- **Task to complete**
Pull every line with "label" from the entries below.

- **Records drawn from a dataset**

┏━━

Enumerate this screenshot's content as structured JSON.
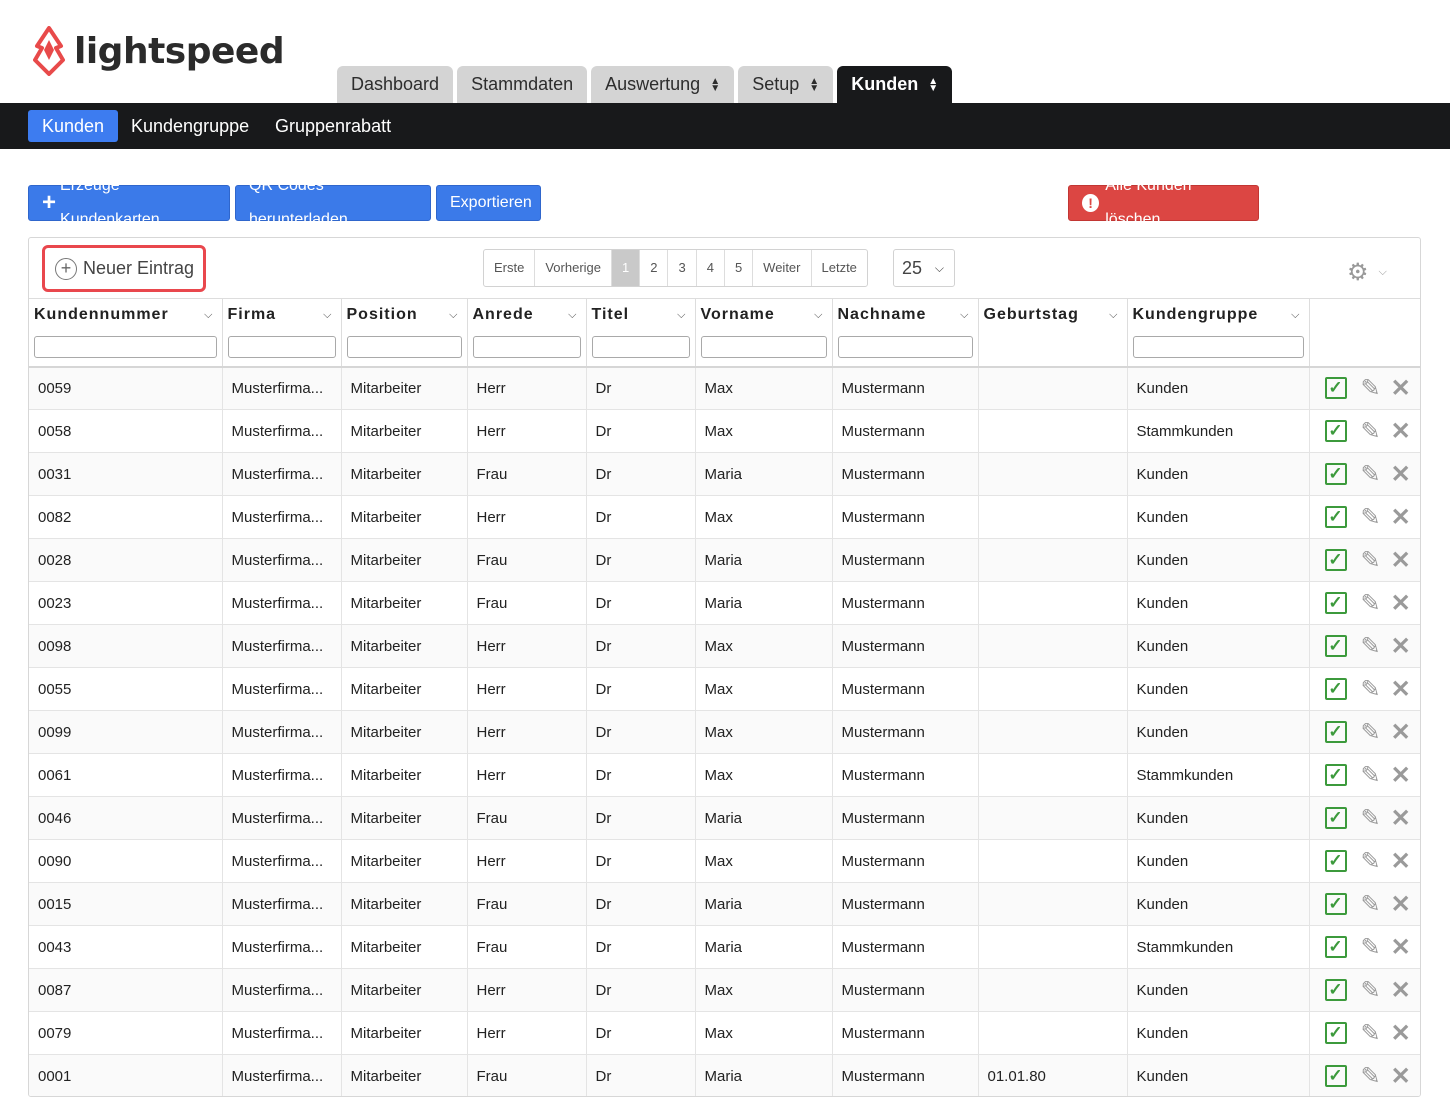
{
  "brand": {
    "name": "lightspeed",
    "color": "#e84a4a"
  },
  "main_tabs": [
    {
      "label": "Dashboard",
      "has_arrows": false
    },
    {
      "label": "Stammdaten",
      "has_arrows": false
    },
    {
      "label": "Auswertung",
      "has_arrows": true
    },
    {
      "label": "Setup",
      "has_arrows": true
    },
    {
      "label": "Kunden",
      "has_arrows": true,
      "active": true
    }
  ],
  "sub_nav": [
    {
      "label": "Kunden",
      "active": true
    },
    {
      "label": "Kundengruppe"
    },
    {
      "label": "Gruppenrabatt"
    }
  ],
  "toolbar": {
    "create_cards": "Erzeuge Kundenkarten",
    "qr_codes": "QR Codes herunterladen",
    "export": "Exportieren",
    "delete_all": "Alle Kunden löschen"
  },
  "panel": {
    "new_entry": "Neuer Eintrag",
    "pager": [
      "Erste",
      "Vorherige",
      "1",
      "2",
      "3",
      "4",
      "5",
      "Weiter",
      "Letzte"
    ],
    "current_page": "1",
    "page_size": "25"
  },
  "columns": [
    "Kundennummer",
    "Firma",
    "Position",
    "Anrede",
    "Titel",
    "Vorname",
    "Nachname",
    "Geburtstag",
    "Kundengruppe"
  ],
  "rows": [
    [
      "0059",
      "Musterfirma...",
      "Mitarbeiter",
      "Herr",
      "Dr",
      "Max",
      "Mustermann",
      "",
      "Kunden"
    ],
    [
      "0058",
      "Musterfirma...",
      "Mitarbeiter",
      "Herr",
      "Dr",
      "Max",
      "Mustermann",
      "",
      "Stammkunden"
    ],
    [
      "0031",
      "Musterfirma...",
      "Mitarbeiter",
      "Frau",
      "Dr",
      "Maria",
      "Mustermann",
      "",
      "Kunden"
    ],
    [
      "0082",
      "Musterfirma...",
      "Mitarbeiter",
      "Herr",
      "Dr",
      "Max",
      "Mustermann",
      "",
      "Kunden"
    ],
    [
      "0028",
      "Musterfirma...",
      "Mitarbeiter",
      "Frau",
      "Dr",
      "Maria",
      "Mustermann",
      "",
      "Kunden"
    ],
    [
      "0023",
      "Musterfirma...",
      "Mitarbeiter",
      "Frau",
      "Dr",
      "Maria",
      "Mustermann",
      "",
      "Kunden"
    ],
    [
      "0098",
      "Musterfirma...",
      "Mitarbeiter",
      "Herr",
      "Dr",
      "Max",
      "Mustermann",
      "",
      "Kunden"
    ],
    [
      "0055",
      "Musterfirma...",
      "Mitarbeiter",
      "Herr",
      "Dr",
      "Max",
      "Mustermann",
      "",
      "Kunden"
    ],
    [
      "0099",
      "Musterfirma...",
      "Mitarbeiter",
      "Herr",
      "Dr",
      "Max",
      "Mustermann",
      "",
      "Kunden"
    ],
    [
      "0061",
      "Musterfirma...",
      "Mitarbeiter",
      "Herr",
      "Dr",
      "Max",
      "Mustermann",
      "",
      "Stammkunden"
    ],
    [
      "0046",
      "Musterfirma...",
      "Mitarbeiter",
      "Frau",
      "Dr",
      "Maria",
      "Mustermann",
      "",
      "Kunden"
    ],
    [
      "0090",
      "Musterfirma...",
      "Mitarbeiter",
      "Herr",
      "Dr",
      "Max",
      "Mustermann",
      "",
      "Kunden"
    ],
    [
      "0015",
      "Musterfirma...",
      "Mitarbeiter",
      "Frau",
      "Dr",
      "Maria",
      "Mustermann",
      "",
      "Kunden"
    ],
    [
      "0043",
      "Musterfirma...",
      "Mitarbeiter",
      "Frau",
      "Dr",
      "Maria",
      "Mustermann",
      "",
      "Stammkunden"
    ],
    [
      "0087",
      "Musterfirma...",
      "Mitarbeiter",
      "Herr",
      "Dr",
      "Max",
      "Mustermann",
      "",
      "Kunden"
    ],
    [
      "0079",
      "Musterfirma...",
      "Mitarbeiter",
      "Herr",
      "Dr",
      "Max",
      "Mustermann",
      "",
      "Kunden"
    ],
    [
      "0001",
      "Musterfirma...",
      "Mitarbeiter",
      "Frau",
      "Dr",
      "Maria",
      "Mustermann",
      "01.01.80",
      "Kunden"
    ]
  ],
  "icons": {
    "row_actions": [
      "check-icon",
      "pencil-icon",
      "close-icon"
    ],
    "settings": "gear-icon"
  }
}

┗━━

- **Written solution**
      "label": "Dashboard",
      "label": "Stammdaten",
      "label": "Auswertung",
      "label": "Setup",
      "label": "Kunden",
      "label": "Kunden",
      "label": "Kundengruppe"
      "label": "Gruppenrabatt"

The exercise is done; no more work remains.